Go through the records and count every line that holds "this". Only the number belongs in the reply.

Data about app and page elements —

- - -

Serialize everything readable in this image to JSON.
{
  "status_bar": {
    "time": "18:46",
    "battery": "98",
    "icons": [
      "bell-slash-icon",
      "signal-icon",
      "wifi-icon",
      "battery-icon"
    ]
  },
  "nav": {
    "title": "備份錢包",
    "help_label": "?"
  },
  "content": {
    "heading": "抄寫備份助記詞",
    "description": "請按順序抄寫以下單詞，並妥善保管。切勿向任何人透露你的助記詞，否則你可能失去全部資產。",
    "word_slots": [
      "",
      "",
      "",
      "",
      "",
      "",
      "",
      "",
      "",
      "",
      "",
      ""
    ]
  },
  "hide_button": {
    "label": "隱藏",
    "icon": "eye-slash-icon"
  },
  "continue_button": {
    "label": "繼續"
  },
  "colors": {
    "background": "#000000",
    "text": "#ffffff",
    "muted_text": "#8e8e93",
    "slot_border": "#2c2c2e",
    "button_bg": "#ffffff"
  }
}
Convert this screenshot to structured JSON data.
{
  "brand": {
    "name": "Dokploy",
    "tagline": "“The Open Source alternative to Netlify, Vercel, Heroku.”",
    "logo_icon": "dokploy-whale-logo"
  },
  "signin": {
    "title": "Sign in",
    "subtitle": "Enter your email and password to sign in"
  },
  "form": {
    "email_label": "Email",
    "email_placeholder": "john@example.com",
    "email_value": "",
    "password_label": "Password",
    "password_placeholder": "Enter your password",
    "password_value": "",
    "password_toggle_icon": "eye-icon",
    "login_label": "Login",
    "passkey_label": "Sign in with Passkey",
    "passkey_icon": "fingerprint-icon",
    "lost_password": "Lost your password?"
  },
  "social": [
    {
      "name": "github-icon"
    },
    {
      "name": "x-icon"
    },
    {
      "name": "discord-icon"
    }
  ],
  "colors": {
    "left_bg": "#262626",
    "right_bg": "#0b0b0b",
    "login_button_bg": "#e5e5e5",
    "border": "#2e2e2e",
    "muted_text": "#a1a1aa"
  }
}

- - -

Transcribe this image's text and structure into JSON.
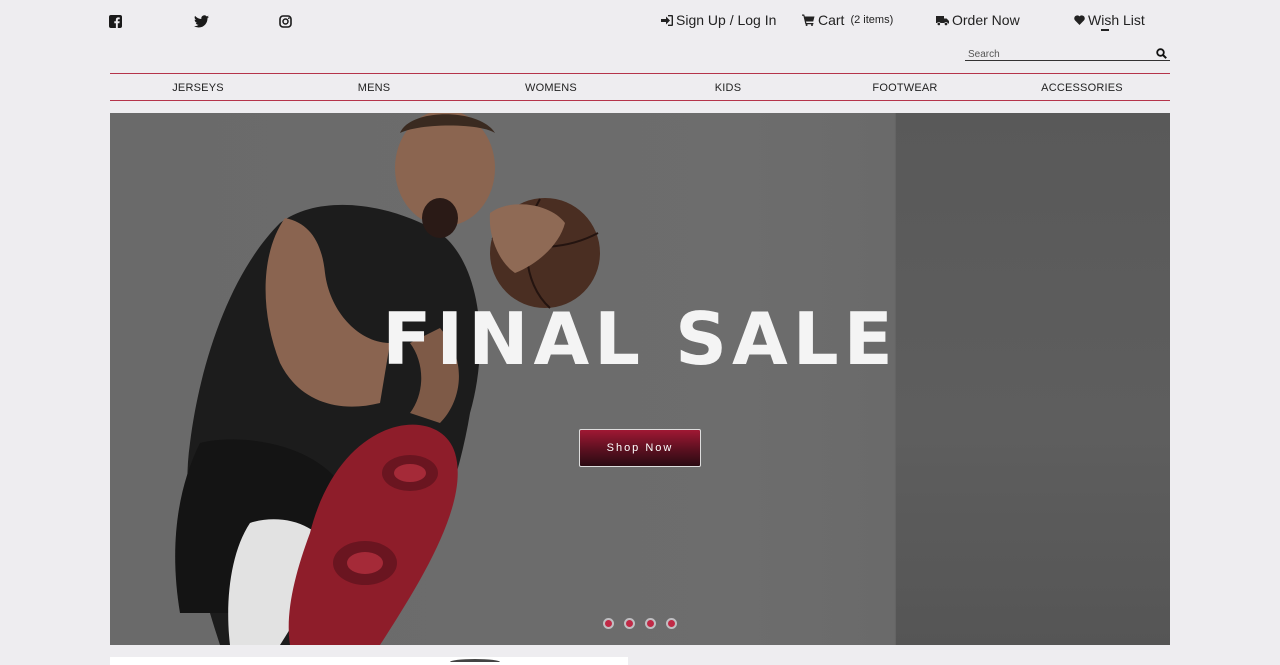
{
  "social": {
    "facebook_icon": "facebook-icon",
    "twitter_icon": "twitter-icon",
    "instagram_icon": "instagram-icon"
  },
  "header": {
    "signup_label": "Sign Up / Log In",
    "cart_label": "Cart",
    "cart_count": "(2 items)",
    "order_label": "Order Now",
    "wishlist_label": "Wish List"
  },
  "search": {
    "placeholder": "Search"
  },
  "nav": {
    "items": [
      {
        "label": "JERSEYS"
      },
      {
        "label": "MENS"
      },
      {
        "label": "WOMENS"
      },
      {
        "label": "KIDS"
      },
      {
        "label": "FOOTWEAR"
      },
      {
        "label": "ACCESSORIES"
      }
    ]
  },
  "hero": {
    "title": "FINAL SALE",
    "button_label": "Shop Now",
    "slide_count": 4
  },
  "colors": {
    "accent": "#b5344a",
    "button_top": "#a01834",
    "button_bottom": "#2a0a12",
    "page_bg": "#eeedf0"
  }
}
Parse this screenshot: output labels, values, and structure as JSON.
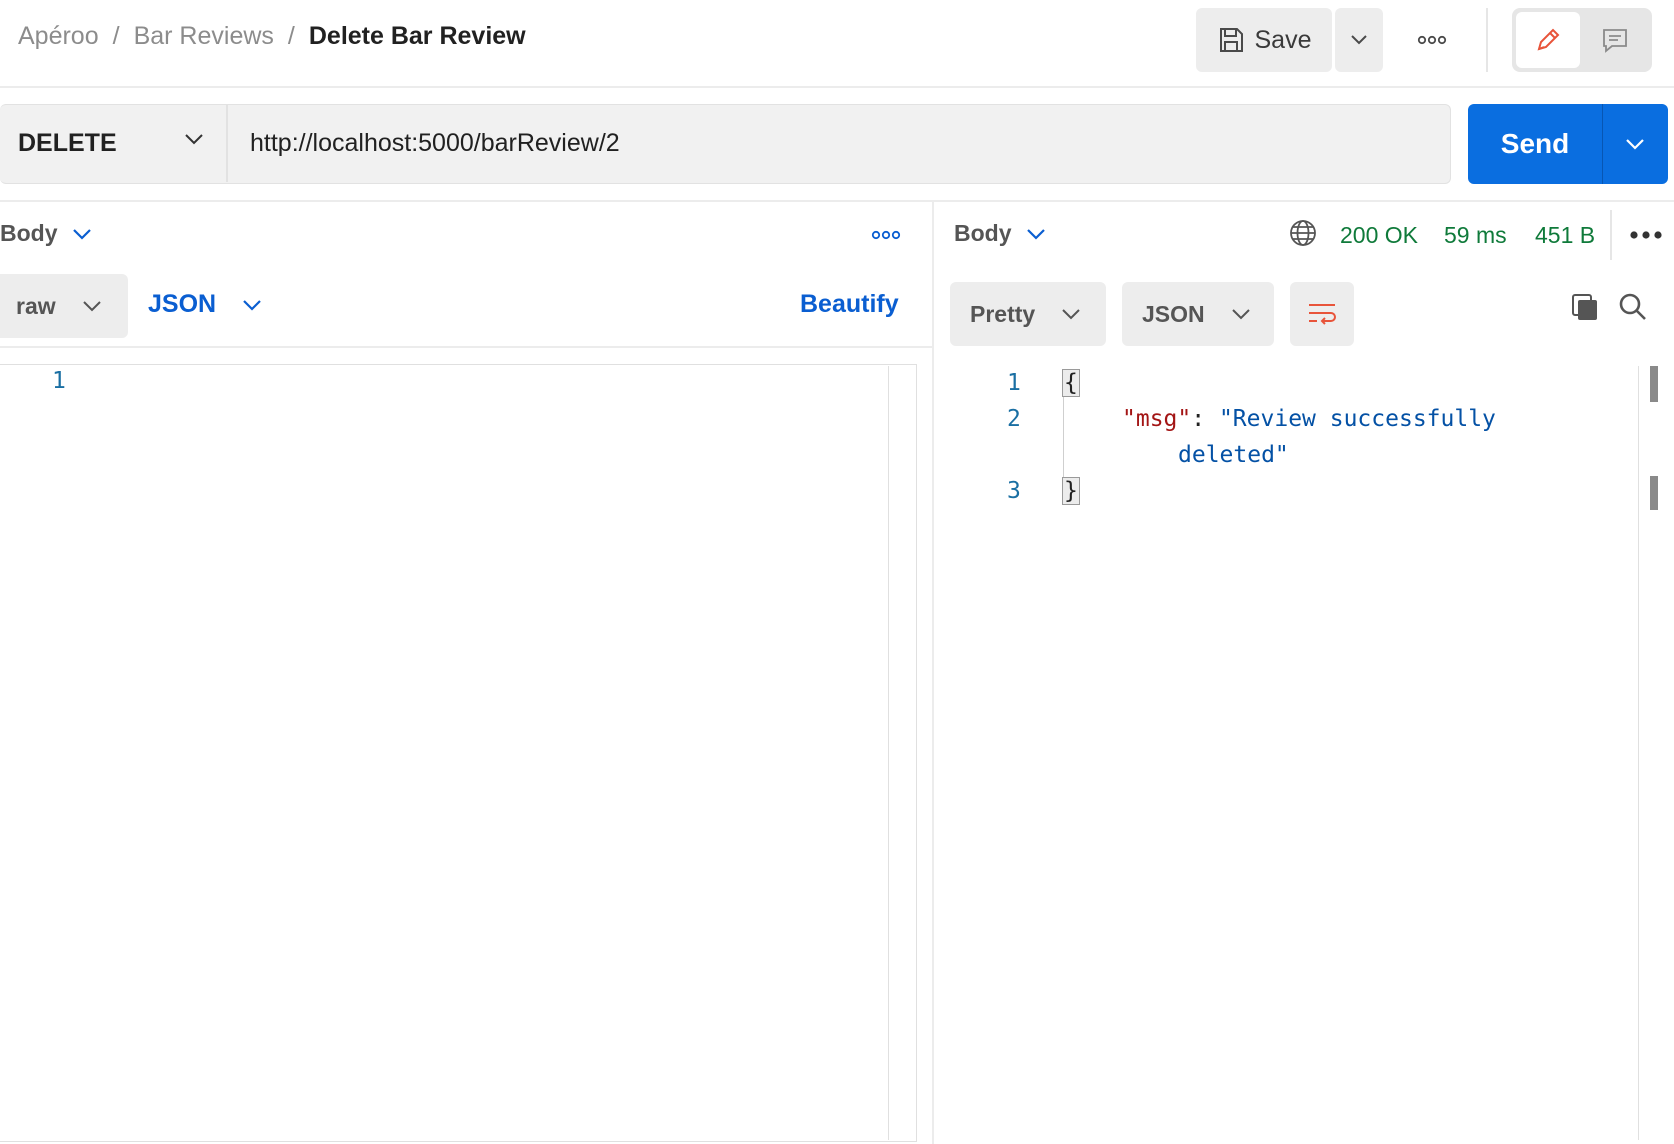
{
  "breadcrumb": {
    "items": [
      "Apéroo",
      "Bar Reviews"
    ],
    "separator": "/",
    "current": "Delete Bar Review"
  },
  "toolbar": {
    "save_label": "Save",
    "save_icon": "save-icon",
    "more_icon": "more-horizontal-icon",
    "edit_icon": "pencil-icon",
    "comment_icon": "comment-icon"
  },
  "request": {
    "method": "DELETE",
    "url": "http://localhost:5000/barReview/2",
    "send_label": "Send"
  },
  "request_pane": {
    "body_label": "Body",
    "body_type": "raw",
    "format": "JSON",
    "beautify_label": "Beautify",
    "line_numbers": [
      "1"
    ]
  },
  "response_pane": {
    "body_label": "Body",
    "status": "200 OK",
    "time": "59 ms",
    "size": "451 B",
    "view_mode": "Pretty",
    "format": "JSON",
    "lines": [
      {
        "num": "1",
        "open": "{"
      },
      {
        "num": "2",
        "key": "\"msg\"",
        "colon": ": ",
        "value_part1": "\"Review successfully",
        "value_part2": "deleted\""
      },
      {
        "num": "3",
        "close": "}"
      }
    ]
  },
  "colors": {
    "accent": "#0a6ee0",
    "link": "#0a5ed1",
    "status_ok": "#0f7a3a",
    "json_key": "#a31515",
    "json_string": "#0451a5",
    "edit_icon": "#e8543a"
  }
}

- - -

Exercise output — 4